With the holidays right around the corner, there’s going to be a lot of little family members running underfoot as families celebrate, eat, and share gifts with each other. With that in mind, we picked out the best Pixar films to watch or give as gifts during the holidays, films that everyone in the family is guaranteed to enjoy – here are the six at the top of the list:
Toy Story 3
There’s a special place in Pixar’s heart for the Toy Story series, the first two films turning Pixar into an industry leader in both narrative forms and visual splendor, filling lush, detailed CGI worlds with three-dimensional characters and touching stories about childhood and growing up. Toy Story 3 is the culmination of Pixar’s best traits, an emotional tale about moving on and letting go, a decidedly mature film for one of America’s biggest film series, in terms of child appeal and Disney Store merchandising potential. It’s a beautiful farewell (we hope) to a ground-breaking franchise, ending the Toy Story trilogy on a high note.
Another kid’s movie that’s not really a kid’s movie, Up tells the story of a grumpy old man coming to terms with the death of his wife. Opening with the most emotionally affecting montage ever produced, Up begins on an emotional high and then dips into comic absurdity to reveal simple truths about human nature, taking its protagonist and a neighborhood kid halfway across the world (in the company of a talking dog, nonetheless) to do so. Colorful and contemplative, Up is a surprisingly inept existential film, easily the most ambitious project Pixar’s ever produced.
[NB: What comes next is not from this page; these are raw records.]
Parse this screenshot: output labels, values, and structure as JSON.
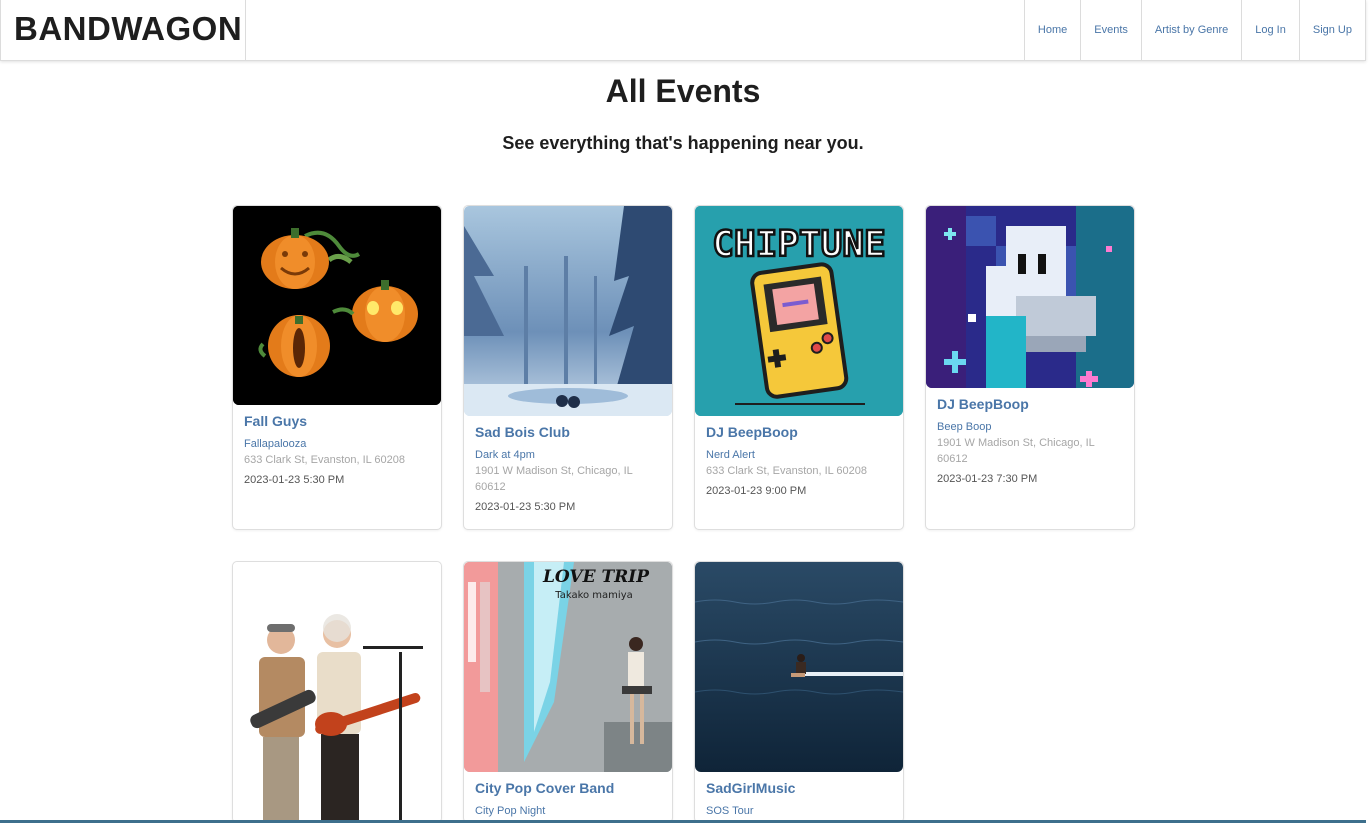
{
  "header": {
    "brand": "BANDWAGON",
    "nav": [
      "Home",
      "Events",
      "Artist by Genre",
      "Log In",
      "Sign Up"
    ]
  },
  "main": {
    "title": "All Events",
    "subtitle": "See everything that's happening near you."
  },
  "events": [
    {
      "artist": "Fall Guys",
      "event": "Fallapalooza",
      "address": "633 Clark St, Evanston, IL 60208",
      "datetime": "2023-01-23 5:30 PM",
      "image": "pumpkins-image"
    },
    {
      "artist": "Sad Bois Club",
      "event": "Dark at 4pm",
      "address": "1901 W Madison St, Chicago, IL 60612",
      "datetime": "2023-01-23 5:30 PM",
      "image": "snowy-forest-image"
    },
    {
      "artist": "DJ BeepBoop",
      "event": "Nerd Alert",
      "address": "633 Clark St, Evanston, IL 60208",
      "datetime": "2023-01-23 9:00 PM",
      "image": "chiptune-image"
    },
    {
      "artist": "DJ BeepBoop",
      "event": "Beep Boop",
      "address": "1901 W Madison St, Chicago, IL 60612",
      "datetime": "2023-01-23 7:30 PM",
      "image": "pixel-ghost-image"
    },
    {
      "artist": "",
      "event": "",
      "address": "",
      "datetime": "",
      "image": "elderly-band-image"
    },
    {
      "artist": "City Pop Cover Band",
      "event": "City Pop Night",
      "address": "",
      "datetime": "",
      "image": "love-trip-album-image",
      "album_title": "LOVE TRIP",
      "album_artist": "Takako mamiya"
    },
    {
      "artist": "SadGirlMusic",
      "event": "SOS Tour",
      "address": "",
      "datetime": "",
      "image": "ocean-image"
    }
  ],
  "chiptune_text": "CHIPTUNE",
  "colors": {
    "link": "#4a76a8",
    "muted": "#a6a6a6",
    "border": "#dedede"
  }
}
Although we can pretend to have fancy gadgets, fast cars, and other superhero-like qualities with HobbyTron toys and video games, The Incredibles brings the idea of the modern superhero to life, showing us a world where superheroes have already conquered and fallen, now living everyday, middle-class American lives. That is, until a new supervillian arrives on the scene, turning The Incredibles into the most action-packed film in Pixar’s catalog. Need a film to quiet the kids with big explosions, funny characters, and awesome superpowers? This is the family movie you’re looking for.
How does a rat in France who wants to become a five-star chef realize his dream? This is the question Ratatouille poses (at least on the surface), a film often considered one of the most unique animal-centric kid’s films ever made. Despite occasionally ham-fisting its message of “anybody can become anything”, Ratatouille’s clear passion for cooking and dedication to creating interesting, layered characters make it one of Pixar’s most memorable films, despite starring a small rodent scavenger. For the Club Penguin lovers in the family, Ratatouille is a perfect animal-themed, food-filled movie to give as a gift.
Pixar’s most philosophical film opens with one of the most beautiful CGI sequences ever seen, showing a desolate Earth wasteland inhabited by one silent, lonely little robot. Part social commentary, part love story, and part warning to the world, WALL-E eventually peters out in its second half, but remains a powerful tale of environmental neglect and selfish consumerism, a scathing commentary one never expects to see in a kid’s film.
Many Pixar fans note Finding Nemo as their personal favorite (and grossing $921 million upon its release in 2003, by far their most successful at the box office), thanks to its wonderous underwater setting and story more relatable to a parent’s life than a child’s. It’s arguably the funniest Pixar movie (right up there with Monsters Inc.), and its simplistic story allows the visuals and personality to take the front seat. With a recently announced sequel going into production, nostalgia for Finding Nemo is peaking, making this winter a perfect time to revisit the story of Nemo, Dory, and Marlin.
About the author:
By Allison Preston. Allison is an avid shopper and an experienced writer with a passion for deals and coupons and for saving her readers money. She currently writes for leading coupon and online promo code site bluepromocode.com based in Santa Monica, California.